Film lovers and those who want to work in the business had many interesting choices this weekend as the Syracuse International Film Festival concluded.  The program included numerous screenings of films from many other countries, forums highlighting the craft, and other special features. 

Zachary Antell /

The Syracuse International Film Festival presented 9 selected short movies to showcase new filmmakers of Syracuse University this weekend.

The two-hour screening began with “The Stranger” by Siyang Zhang, a 20-minute Chinese movie that depicts the complexity of relationships and sense of loneliness in a foreign land. It was followed by films with topics ranging from homosexuality, open relationships, and star-obsession, to slavery and self-love.

Shradha Rao/WAER News

A group of local film enthusiasts and film professionals gathered in the newly built facility, ‘The Film Hub’ Saturday in DeWitt for the ‘Filmmakers Forum,’ as part of the Syracuse International Film Festival.  Local filmmakers and others who want to work in the industry got to engage with an eclectic panel of documentary filmmakers, actors, screenwriters, directors and producers.

The Syracuse International Film Festival featured  “Dragons: Real Myths and Unreal Creatures” by Marc Fafard as one of its first presentations.  Fafard also directed “Dinosaurs: Giants of Patagonia”, and was motivated to turn to dragons for a follow up.  He gave the audience a visual feast at the Museum of Science and Technology’s I-MAX theater.  

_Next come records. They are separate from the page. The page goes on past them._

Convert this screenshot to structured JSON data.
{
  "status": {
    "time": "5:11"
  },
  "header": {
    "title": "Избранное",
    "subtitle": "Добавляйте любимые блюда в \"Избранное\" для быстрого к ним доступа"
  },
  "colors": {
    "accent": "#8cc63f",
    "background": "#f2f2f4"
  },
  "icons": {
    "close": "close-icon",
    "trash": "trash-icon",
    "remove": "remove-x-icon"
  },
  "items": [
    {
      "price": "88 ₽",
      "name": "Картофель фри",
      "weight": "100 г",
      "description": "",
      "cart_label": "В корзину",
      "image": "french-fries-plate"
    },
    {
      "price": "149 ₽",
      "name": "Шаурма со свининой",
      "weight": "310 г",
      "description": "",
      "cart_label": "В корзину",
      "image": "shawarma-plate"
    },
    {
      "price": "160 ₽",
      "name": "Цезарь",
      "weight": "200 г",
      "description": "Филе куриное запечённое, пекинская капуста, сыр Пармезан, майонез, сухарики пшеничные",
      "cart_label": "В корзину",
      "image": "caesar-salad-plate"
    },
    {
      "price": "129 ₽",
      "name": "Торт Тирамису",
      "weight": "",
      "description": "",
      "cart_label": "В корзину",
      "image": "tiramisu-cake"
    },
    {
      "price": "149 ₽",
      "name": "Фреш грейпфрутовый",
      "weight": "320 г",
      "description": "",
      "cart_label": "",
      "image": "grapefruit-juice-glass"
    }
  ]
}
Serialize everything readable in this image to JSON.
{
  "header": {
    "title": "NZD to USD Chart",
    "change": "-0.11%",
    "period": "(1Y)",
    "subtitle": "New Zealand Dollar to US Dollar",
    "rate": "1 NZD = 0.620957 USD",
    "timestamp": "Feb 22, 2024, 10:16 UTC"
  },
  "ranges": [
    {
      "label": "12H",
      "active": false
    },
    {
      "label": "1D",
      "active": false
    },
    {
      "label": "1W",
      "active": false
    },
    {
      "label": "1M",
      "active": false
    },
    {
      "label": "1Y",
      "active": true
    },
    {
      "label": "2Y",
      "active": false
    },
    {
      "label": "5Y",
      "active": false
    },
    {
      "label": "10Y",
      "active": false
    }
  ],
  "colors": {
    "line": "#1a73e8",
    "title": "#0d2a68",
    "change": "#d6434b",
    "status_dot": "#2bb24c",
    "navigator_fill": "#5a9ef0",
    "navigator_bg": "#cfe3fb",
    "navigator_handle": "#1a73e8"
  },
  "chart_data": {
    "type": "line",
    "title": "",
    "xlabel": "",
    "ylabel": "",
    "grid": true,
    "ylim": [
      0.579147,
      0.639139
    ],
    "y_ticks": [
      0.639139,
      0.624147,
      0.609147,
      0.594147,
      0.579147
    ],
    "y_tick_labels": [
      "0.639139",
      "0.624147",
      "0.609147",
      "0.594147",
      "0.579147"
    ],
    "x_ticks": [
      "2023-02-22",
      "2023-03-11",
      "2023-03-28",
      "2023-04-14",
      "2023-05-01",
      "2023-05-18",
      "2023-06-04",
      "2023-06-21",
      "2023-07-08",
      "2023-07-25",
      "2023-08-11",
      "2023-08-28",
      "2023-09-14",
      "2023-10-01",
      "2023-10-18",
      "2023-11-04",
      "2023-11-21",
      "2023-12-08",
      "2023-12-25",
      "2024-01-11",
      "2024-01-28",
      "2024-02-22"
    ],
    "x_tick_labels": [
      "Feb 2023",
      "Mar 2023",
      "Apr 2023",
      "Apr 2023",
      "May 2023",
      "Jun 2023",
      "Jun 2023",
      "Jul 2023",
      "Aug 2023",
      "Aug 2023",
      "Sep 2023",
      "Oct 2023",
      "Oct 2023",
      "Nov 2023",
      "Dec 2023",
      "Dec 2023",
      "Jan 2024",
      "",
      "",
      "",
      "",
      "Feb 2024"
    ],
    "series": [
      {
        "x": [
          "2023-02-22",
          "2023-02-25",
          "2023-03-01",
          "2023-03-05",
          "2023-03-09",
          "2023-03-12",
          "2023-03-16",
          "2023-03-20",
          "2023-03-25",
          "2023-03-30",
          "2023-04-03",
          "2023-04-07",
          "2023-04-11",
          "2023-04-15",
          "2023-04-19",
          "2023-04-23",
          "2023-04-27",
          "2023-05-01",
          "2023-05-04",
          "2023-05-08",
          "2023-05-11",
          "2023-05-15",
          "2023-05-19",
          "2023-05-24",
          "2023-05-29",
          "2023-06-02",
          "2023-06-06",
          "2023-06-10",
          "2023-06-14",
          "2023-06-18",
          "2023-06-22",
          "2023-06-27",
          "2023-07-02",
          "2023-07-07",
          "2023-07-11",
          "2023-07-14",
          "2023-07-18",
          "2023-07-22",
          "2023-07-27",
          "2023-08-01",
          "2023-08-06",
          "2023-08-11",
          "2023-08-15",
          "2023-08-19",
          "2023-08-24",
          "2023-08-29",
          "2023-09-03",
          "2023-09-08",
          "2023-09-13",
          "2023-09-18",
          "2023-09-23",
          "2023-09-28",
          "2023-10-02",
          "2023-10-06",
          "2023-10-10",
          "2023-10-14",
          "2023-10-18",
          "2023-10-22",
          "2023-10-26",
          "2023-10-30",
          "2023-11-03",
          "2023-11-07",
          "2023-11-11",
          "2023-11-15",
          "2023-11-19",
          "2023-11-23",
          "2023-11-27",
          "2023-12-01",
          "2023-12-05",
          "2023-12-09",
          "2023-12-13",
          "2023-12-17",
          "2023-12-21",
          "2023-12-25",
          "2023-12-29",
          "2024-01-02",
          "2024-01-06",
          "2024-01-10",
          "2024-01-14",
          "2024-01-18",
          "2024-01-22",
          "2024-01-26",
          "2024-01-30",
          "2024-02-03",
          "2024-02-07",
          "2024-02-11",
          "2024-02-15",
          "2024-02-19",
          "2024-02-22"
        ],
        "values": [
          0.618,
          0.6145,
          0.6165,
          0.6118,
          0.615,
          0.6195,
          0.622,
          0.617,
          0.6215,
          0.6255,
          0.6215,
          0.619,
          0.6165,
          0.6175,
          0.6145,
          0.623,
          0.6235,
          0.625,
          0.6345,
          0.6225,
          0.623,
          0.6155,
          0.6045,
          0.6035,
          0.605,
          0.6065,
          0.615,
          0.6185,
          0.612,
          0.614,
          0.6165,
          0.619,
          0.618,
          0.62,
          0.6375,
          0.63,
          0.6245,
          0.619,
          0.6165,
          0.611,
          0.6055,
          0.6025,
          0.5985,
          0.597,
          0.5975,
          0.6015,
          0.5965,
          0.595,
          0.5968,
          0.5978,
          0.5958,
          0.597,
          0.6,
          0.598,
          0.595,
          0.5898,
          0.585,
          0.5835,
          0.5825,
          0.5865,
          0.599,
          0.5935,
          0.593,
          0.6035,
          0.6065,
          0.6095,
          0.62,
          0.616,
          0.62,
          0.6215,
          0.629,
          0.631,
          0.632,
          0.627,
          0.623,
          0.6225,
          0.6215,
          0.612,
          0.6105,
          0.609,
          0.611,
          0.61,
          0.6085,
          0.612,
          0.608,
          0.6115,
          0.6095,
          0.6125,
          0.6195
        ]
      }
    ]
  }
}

Human Rights Film Festival

The films featured in this year’s Syracuse University Human Rights Film Festival are aimed at giving the audience a sense of “place.”  The festival begins today with “The Man Who Saw Too Much,” about the career of a photographer in Mexico whose job it was to capture death and violence in Mexico City. Director Trisha Ziff says Enrique Metinides was the eyes of a community.

Onondaga County Lawmakers reviewed the County Executive’s budget proposal for parks and recreation.  Tucked inside is a substantial $75,000 that isn’t specifically named but was presumed to be budgeted for Syracuse Jazz Fest.   There appears to be an indication that the funding could also be tied to a change in venue.

Sophia Morris / WAER News

  Two former major league baseball players helped kick off Hispanic Heritage Month in Syracuse today by sharing their experiences as Latinos in the sport.  Carlos Baerga is a former second baseman from Puerto Rico who signed on at age 16. 

Scott Willis / WAER News

  Those who live, work, or visit parts of downtown Syracuse will soon be able to try their hand at playing some musical instruments.  The drums, bells, and pipes will be installed in clusters at three locations as part of an effort to bring music to the community.  Symphoria Managing Director Catherine Underhill says the instruments will be weatherproof and ADA accessible.

"They're all melodic, they're all tuned so they're harmonious one with another," Underhill said.  "They'll all be in ensemble formation, so you can just walk up and make some music."

John Smith / WAER News

  Indian Village at the New York State Fair will see $750,000 worth of improvements over the next year as the state continues it's $50 million makeover of the fairgrounds.  The announcement came during Six Nations Day at the New York State Fair Friday.  

The Indian Village has virtually stayed the same at the state fair for years now.  However, that’s about to change.   Superintendent of the Village Norm Jimerson says the news is lifting the members’ spirits.